#### Your assignment
Please restate each line of the data that follows word for word, skipping any image.
- - - - - - -
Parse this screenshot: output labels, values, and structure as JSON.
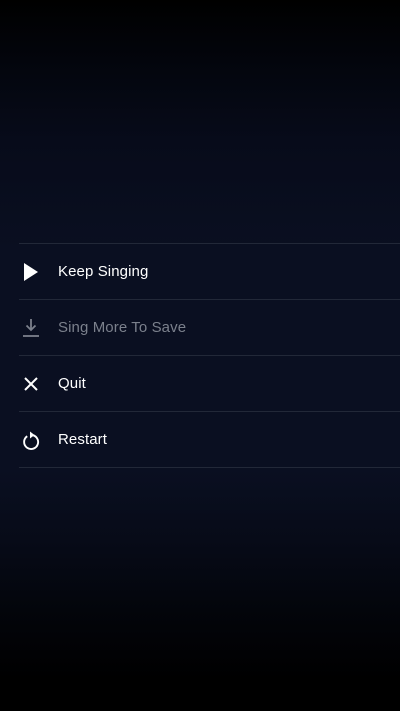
{
  "menu": {
    "items": [
      {
        "label": "Keep Singing",
        "icon": "play-icon",
        "enabled": true
      },
      {
        "label": "Sing More To Save",
        "icon": "download-icon",
        "enabled": false
      },
      {
        "label": "Quit",
        "icon": "close-icon",
        "enabled": true
      },
      {
        "label": "Restart",
        "icon": "restart-icon",
        "enabled": true
      }
    ]
  },
  "colors": {
    "background": "#0a0f21",
    "text": "#ffffff",
    "disabled_text": "#7b808c",
    "divider": "#222838"
  }
}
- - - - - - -
#### Result of the task
Parse this screenshot: output labels, values, and structure as JSON.
{
  "menu": {
    "items": [
      {
        "label": "Keep Singing",
        "icon": "play-icon",
        "enabled": true
      },
      {
        "label": "Sing More To Save",
        "icon": "download-icon",
        "enabled": false
      },
      {
        "label": "Quit",
        "icon": "close-icon",
        "enabled": true
      },
      {
        "label": "Restart",
        "icon": "restart-icon",
        "enabled": true
      }
    ]
  },
  "colors": {
    "background": "#0a0f21",
    "text": "#ffffff",
    "disabled_text": "#7b808c",
    "divider": "#222838"
  }
}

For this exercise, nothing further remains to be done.